** Problem **
Every word in the data below belongs in your copy, exactly as given; the pictures do not.

** Data to use **

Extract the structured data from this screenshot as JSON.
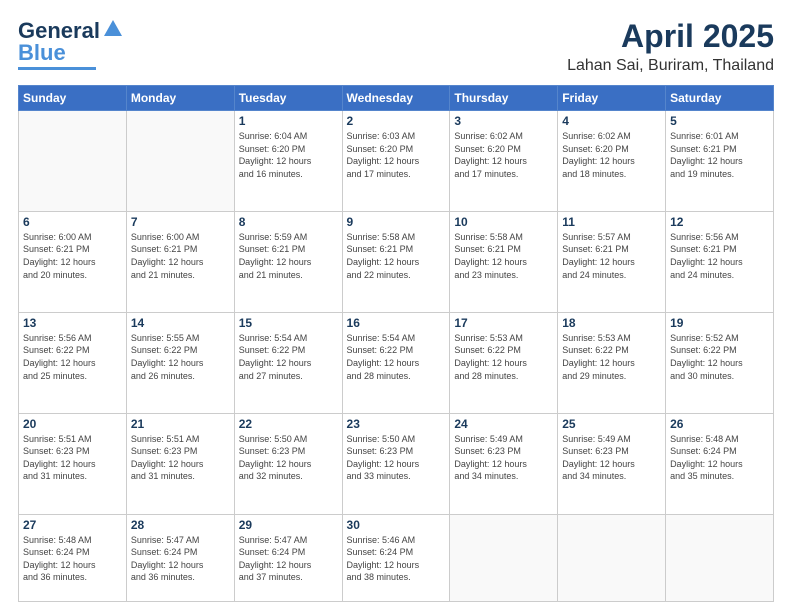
{
  "header": {
    "logo_line1": "General",
    "logo_line2": "Blue",
    "main_title": "April 2025",
    "subtitle": "Lahan Sai, Buriram, Thailand"
  },
  "weekdays": [
    "Sunday",
    "Monday",
    "Tuesday",
    "Wednesday",
    "Thursday",
    "Friday",
    "Saturday"
  ],
  "weeks": [
    {
      "days": [
        {
          "num": "",
          "info": ""
        },
        {
          "num": "",
          "info": ""
        },
        {
          "num": "1",
          "info": "Sunrise: 6:04 AM\nSunset: 6:20 PM\nDaylight: 12 hours\nand 16 minutes."
        },
        {
          "num": "2",
          "info": "Sunrise: 6:03 AM\nSunset: 6:20 PM\nDaylight: 12 hours\nand 17 minutes."
        },
        {
          "num": "3",
          "info": "Sunrise: 6:02 AM\nSunset: 6:20 PM\nDaylight: 12 hours\nand 17 minutes."
        },
        {
          "num": "4",
          "info": "Sunrise: 6:02 AM\nSunset: 6:20 PM\nDaylight: 12 hours\nand 18 minutes."
        },
        {
          "num": "5",
          "info": "Sunrise: 6:01 AM\nSunset: 6:21 PM\nDaylight: 12 hours\nand 19 minutes."
        }
      ]
    },
    {
      "days": [
        {
          "num": "6",
          "info": "Sunrise: 6:00 AM\nSunset: 6:21 PM\nDaylight: 12 hours\nand 20 minutes."
        },
        {
          "num": "7",
          "info": "Sunrise: 6:00 AM\nSunset: 6:21 PM\nDaylight: 12 hours\nand 21 minutes."
        },
        {
          "num": "8",
          "info": "Sunrise: 5:59 AM\nSunset: 6:21 PM\nDaylight: 12 hours\nand 21 minutes."
        },
        {
          "num": "9",
          "info": "Sunrise: 5:58 AM\nSunset: 6:21 PM\nDaylight: 12 hours\nand 22 minutes."
        },
        {
          "num": "10",
          "info": "Sunrise: 5:58 AM\nSunset: 6:21 PM\nDaylight: 12 hours\nand 23 minutes."
        },
        {
          "num": "11",
          "info": "Sunrise: 5:57 AM\nSunset: 6:21 PM\nDaylight: 12 hours\nand 24 minutes."
        },
        {
          "num": "12",
          "info": "Sunrise: 5:56 AM\nSunset: 6:21 PM\nDaylight: 12 hours\nand 24 minutes."
        }
      ]
    },
    {
      "days": [
        {
          "num": "13",
          "info": "Sunrise: 5:56 AM\nSunset: 6:22 PM\nDaylight: 12 hours\nand 25 minutes."
        },
        {
          "num": "14",
          "info": "Sunrise: 5:55 AM\nSunset: 6:22 PM\nDaylight: 12 hours\nand 26 minutes."
        },
        {
          "num": "15",
          "info": "Sunrise: 5:54 AM\nSunset: 6:22 PM\nDaylight: 12 hours\nand 27 minutes."
        },
        {
          "num": "16",
          "info": "Sunrise: 5:54 AM\nSunset: 6:22 PM\nDaylight: 12 hours\nand 28 minutes."
        },
        {
          "num": "17",
          "info": "Sunrise: 5:53 AM\nSunset: 6:22 PM\nDaylight: 12 hours\nand 28 minutes."
        },
        {
          "num": "18",
          "info": "Sunrise: 5:53 AM\nSunset: 6:22 PM\nDaylight: 12 hours\nand 29 minutes."
        },
        {
          "num": "19",
          "info": "Sunrise: 5:52 AM\nSunset: 6:22 PM\nDaylight: 12 hours\nand 30 minutes."
        }
      ]
    },
    {
      "days": [
        {
          "num": "20",
          "info": "Sunrise: 5:51 AM\nSunset: 6:23 PM\nDaylight: 12 hours\nand 31 minutes."
        },
        {
          "num": "21",
          "info": "Sunrise: 5:51 AM\nSunset: 6:23 PM\nDaylight: 12 hours\nand 31 minutes."
        },
        {
          "num": "22",
          "info": "Sunrise: 5:50 AM\nSunset: 6:23 PM\nDaylight: 12 hours\nand 32 minutes."
        },
        {
          "num": "23",
          "info": "Sunrise: 5:50 AM\nSunset: 6:23 PM\nDaylight: 12 hours\nand 33 minutes."
        },
        {
          "num": "24",
          "info": "Sunrise: 5:49 AM\nSunset: 6:23 PM\nDaylight: 12 hours\nand 34 minutes."
        },
        {
          "num": "25",
          "info": "Sunrise: 5:49 AM\nSunset: 6:23 PM\nDaylight: 12 hours\nand 34 minutes."
        },
        {
          "num": "26",
          "info": "Sunrise: 5:48 AM\nSunset: 6:24 PM\nDaylight: 12 hours\nand 35 minutes."
        }
      ]
    },
    {
      "days": [
        {
          "num": "27",
          "info": "Sunrise: 5:48 AM\nSunset: 6:24 PM\nDaylight: 12 hours\nand 36 minutes."
        },
        {
          "num": "28",
          "info": "Sunrise: 5:47 AM\nSunset: 6:24 PM\nDaylight: 12 hours\nand 36 minutes."
        },
        {
          "num": "29",
          "info": "Sunrise: 5:47 AM\nSunset: 6:24 PM\nDaylight: 12 hours\nand 37 minutes."
        },
        {
          "num": "30",
          "info": "Sunrise: 5:46 AM\nSunset: 6:24 PM\nDaylight: 12 hours\nand 38 minutes."
        },
        {
          "num": "",
          "info": ""
        },
        {
          "num": "",
          "info": ""
        },
        {
          "num": "",
          "info": ""
        }
      ]
    }
  ]
}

** Finished task **
Extract the structured data from this screenshot as JSON.
{
  "header": {
    "logo_line1": "General",
    "logo_line2": "Blue",
    "main_title": "April 2025",
    "subtitle": "Lahan Sai, Buriram, Thailand"
  },
  "weekdays": [
    "Sunday",
    "Monday",
    "Tuesday",
    "Wednesday",
    "Thursday",
    "Friday",
    "Saturday"
  ],
  "weeks": [
    {
      "days": [
        {
          "num": "",
          "info": ""
        },
        {
          "num": "",
          "info": ""
        },
        {
          "num": "1",
          "info": "Sunrise: 6:04 AM\nSunset: 6:20 PM\nDaylight: 12 hours\nand 16 minutes."
        },
        {
          "num": "2",
          "info": "Sunrise: 6:03 AM\nSunset: 6:20 PM\nDaylight: 12 hours\nand 17 minutes."
        },
        {
          "num": "3",
          "info": "Sunrise: 6:02 AM\nSunset: 6:20 PM\nDaylight: 12 hours\nand 17 minutes."
        },
        {
          "num": "4",
          "info": "Sunrise: 6:02 AM\nSunset: 6:20 PM\nDaylight: 12 hours\nand 18 minutes."
        },
        {
          "num": "5",
          "info": "Sunrise: 6:01 AM\nSunset: 6:21 PM\nDaylight: 12 hours\nand 19 minutes."
        }
      ]
    },
    {
      "days": [
        {
          "num": "6",
          "info": "Sunrise: 6:00 AM\nSunset: 6:21 PM\nDaylight: 12 hours\nand 20 minutes."
        },
        {
          "num": "7",
          "info": "Sunrise: 6:00 AM\nSunset: 6:21 PM\nDaylight: 12 hours\nand 21 minutes."
        },
        {
          "num": "8",
          "info": "Sunrise: 5:59 AM\nSunset: 6:21 PM\nDaylight: 12 hours\nand 21 minutes."
        },
        {
          "num": "9",
          "info": "Sunrise: 5:58 AM\nSunset: 6:21 PM\nDaylight: 12 hours\nand 22 minutes."
        },
        {
          "num": "10",
          "info": "Sunrise: 5:58 AM\nSunset: 6:21 PM\nDaylight: 12 hours\nand 23 minutes."
        },
        {
          "num": "11",
          "info": "Sunrise: 5:57 AM\nSunset: 6:21 PM\nDaylight: 12 hours\nand 24 minutes."
        },
        {
          "num": "12",
          "info": "Sunrise: 5:56 AM\nSunset: 6:21 PM\nDaylight: 12 hours\nand 24 minutes."
        }
      ]
    },
    {
      "days": [
        {
          "num": "13",
          "info": "Sunrise: 5:56 AM\nSunset: 6:22 PM\nDaylight: 12 hours\nand 25 minutes."
        },
        {
          "num": "14",
          "info": "Sunrise: 5:55 AM\nSunset: 6:22 PM\nDaylight: 12 hours\nand 26 minutes."
        },
        {
          "num": "15",
          "info": "Sunrise: 5:54 AM\nSunset: 6:22 PM\nDaylight: 12 hours\nand 27 minutes."
        },
        {
          "num": "16",
          "info": "Sunrise: 5:54 AM\nSunset: 6:22 PM\nDaylight: 12 hours\nand 28 minutes."
        },
        {
          "num": "17",
          "info": "Sunrise: 5:53 AM\nSunset: 6:22 PM\nDaylight: 12 hours\nand 28 minutes."
        },
        {
          "num": "18",
          "info": "Sunrise: 5:53 AM\nSunset: 6:22 PM\nDaylight: 12 hours\nand 29 minutes."
        },
        {
          "num": "19",
          "info": "Sunrise: 5:52 AM\nSunset: 6:22 PM\nDaylight: 12 hours\nand 30 minutes."
        }
      ]
    },
    {
      "days": [
        {
          "num": "20",
          "info": "Sunrise: 5:51 AM\nSunset: 6:23 PM\nDaylight: 12 hours\nand 31 minutes."
        },
        {
          "num": "21",
          "info": "Sunrise: 5:51 AM\nSunset: 6:23 PM\nDaylight: 12 hours\nand 31 minutes."
        },
        {
          "num": "22",
          "info": "Sunrise: 5:50 AM\nSunset: 6:23 PM\nDaylight: 12 hours\nand 32 minutes."
        },
        {
          "num": "23",
          "info": "Sunrise: 5:50 AM\nSunset: 6:23 PM\nDaylight: 12 hours\nand 33 minutes."
        },
        {
          "num": "24",
          "info": "Sunrise: 5:49 AM\nSunset: 6:23 PM\nDaylight: 12 hours\nand 34 minutes."
        },
        {
          "num": "25",
          "info": "Sunrise: 5:49 AM\nSunset: 6:23 PM\nDaylight: 12 hours\nand 34 minutes."
        },
        {
          "num": "26",
          "info": "Sunrise: 5:48 AM\nSunset: 6:24 PM\nDaylight: 12 hours\nand 35 minutes."
        }
      ]
    },
    {
      "days": [
        {
          "num": "27",
          "info": "Sunrise: 5:48 AM\nSunset: 6:24 PM\nDaylight: 12 hours\nand 36 minutes."
        },
        {
          "num": "28",
          "info": "Sunrise: 5:47 AM\nSunset: 6:24 PM\nDaylight: 12 hours\nand 36 minutes."
        },
        {
          "num": "29",
          "info": "Sunrise: 5:47 AM\nSunset: 6:24 PM\nDaylight: 12 hours\nand 37 minutes."
        },
        {
          "num": "30",
          "info": "Sunrise: 5:46 AM\nSunset: 6:24 PM\nDaylight: 12 hours\nand 38 minutes."
        },
        {
          "num": "",
          "info": ""
        },
        {
          "num": "",
          "info": ""
        },
        {
          "num": "",
          "info": ""
        }
      ]
    }
  ]
}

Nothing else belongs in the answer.